And apparently, this is the opinion of a trio of neo-entrepreneurs that thought entering the Book of Genesis into a word processor, changing the “God” “Jehovah” and “Elohim” macros to “Kanye” and hitting the PRINT button would be a great idea. Now, I will admit, when I first heard of it, I figured the guy that names his child after an ambivalent compass setting was behind the whole thing.
But I was wrong. Apparently, Kanye moved upon three brothers in a dream, and they obeyed the still, small voice of ID.
Now, the thought behind the marketing scheme is supposedly one of those abstract, artistic “excuses.” By that I mean the artist involved gets loads of attention and money for their project, all in the name of “shining the light on a much weightier subject.” Robert Mapplethorpe got away with this stupidity in broad daylight. So did Andre Serrano.
And, true to this form, this triumvirate of opportunists claim they are simply making a statement about the iconography of celebrity; that no matter what voids the secularists try to create by expurgating religious expression from public discourse, that mankind will automatically find another subset—or cultural fly-by-night, and elevate it to a kind of rabbinical priesthood.
Too bad my reiteration is deeper than anything they’ve actually said. The jaundiced, explanatory anemia in their lameness cannot even be hidden:
Book of Yeezus is simply an exposition. It’s adding an original twist to something ancient and important in order to capture new meaning. We are trying to cast our spotlight towards the way cultural icons have come to be the contemporary spiritual figures in our information culture.
And as it would happen, Mr. West is rumored to have objections to the portrayal itself—and, if true, I believe it will be safe to assume it is not because he feels the simile, types and theophanies are over the top and sacrilegious, but, more likely because publishers have transgressed Mr. Wests prohibitions against using his graven image and name—a passage from the probably-to-be-sequeled Book of Exodus—which I will pre-emptively title North West out of Egypt.
But hey, maybe Mr. West’s egotistical and self-produced manna from the crib will be tempered with saltpeter. Or maybe he’s spent some quiet time behind the veil contemplating on this ecclesiastical utterance, clearly under the anointing of Kanye:

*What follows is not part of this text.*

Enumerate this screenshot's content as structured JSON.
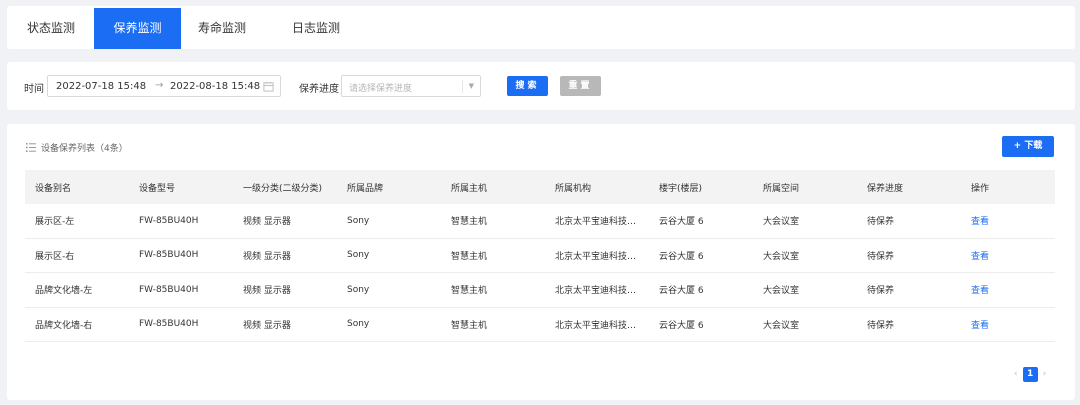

God chose me, He made a path for me. I am God’s vessel, but my greatest pain in life is that I will never be able to see myself perform live.
Come to think of it, that quote comes from a different book.